Jonathan Huberdeau, C, FLA - Huberdeau got in one final partial season in juniors this year, racking up 45 points in 30 games. The third overall pick in 2011 isn't expected to jump in as a savior, but he's an impressive two-way player who can bring the Panthers the scoring spark they lack. Huberdeau's slick stickhandling and great ice vision should bring with them instant impact at the NHL level. As long as the coaches are happy with his work at the face-off dot, it should only be a matter of time until he seizes the top-line center role from Stephen Weiss, whose skillset is better suited to a complementary role.

David Rundblad, D, PHO - A brutal 30-game NHL debut docked Rundblad's stock significantly last year; a 50-point man in Sweden the season before, he put together just seven in 30 games (with a minus-12 rating) between the Senators and the Coyotes. In the minors with AHL Portland, things didn't go much better - he put up better scoring totals with 16 points, but still posted a minus-18 rating in 30 games. It was a different story during the lockout, though, as Rundblad worked on his defensive responsibility in Portland and saw dividends: he still scored plenty (23 points in 32 games) and finished with a plus-2 rating. Given the Coyotes' relatively unimpressive defensive corps, there's plenty of room for Rundblad to find himself a top-four role if he can continue to be relied upon in his own zone. If given the ice time, the points will come - he just won't be able to help himself.

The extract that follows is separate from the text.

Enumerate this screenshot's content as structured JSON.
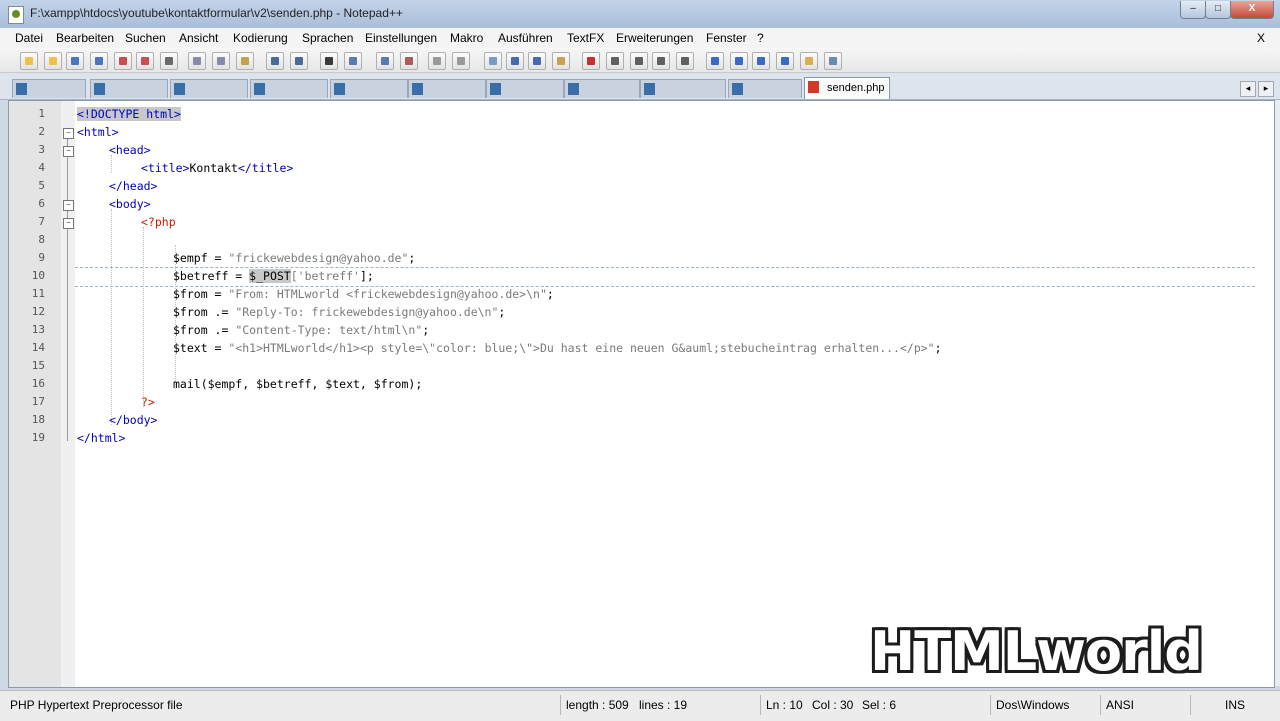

Braden Holtby, G, WAS - The sneaky fantasy hockey player's goalie pick, Holtby's no sleeper after his impressive performance in the 2012 postseason. He's only played in 21 NHL games, but in them, he's delivered a star-worthy line (2.02 GAA, .929 save percentage) and proven himself spotlight-friendly. With only the oft-injured, never-impressive Michal Neuvirth behind him, Holtby's a virtual lock for 75 percent of the Caps' time in goal, and there's still plenty of talent in front of him. Even an underperforming Washington team made it to the second round of the playoffs last year, and they didn't have Holtby between the pipes. My bold prediction: he's a top-five netminder this year.

The Future to Come

Every week in this space, I'll feature one amateur player making his mark in college or juniors.

This week's player is Alex Galchenyuk, the Canadiens' 2012 first-round pick, third overall. Almost certain to see a five-game stint with the Habs this year, the young centerman will likely head back to the OHL's Sarnia Sting, where he's ripped off 27 goals and 61 points in just 33 games this season. Word out of Montreal's camp is glowing, and while it's possible that he'll end up sticking around beyond the short audition, at just 18 years old, the Habs are likely going to want to give the kid more time to develop. A knee injury shortened his '11-'12 season to two games, so he's barely even played 100 contests in juniors. The temptation will be strong, but expect the Habs to be pragmatic. And don't worry about the Russian Factor - he may have the name of his father, Soviet hockey player Alexander Galchenyuk, but the son was born in Milwaukee and honed his craft in the OHL, not Russian juniors.

If you have any players you'd like me to discuss in next week's column, please direct all inquiries here, or feel free to discuss them in the comments.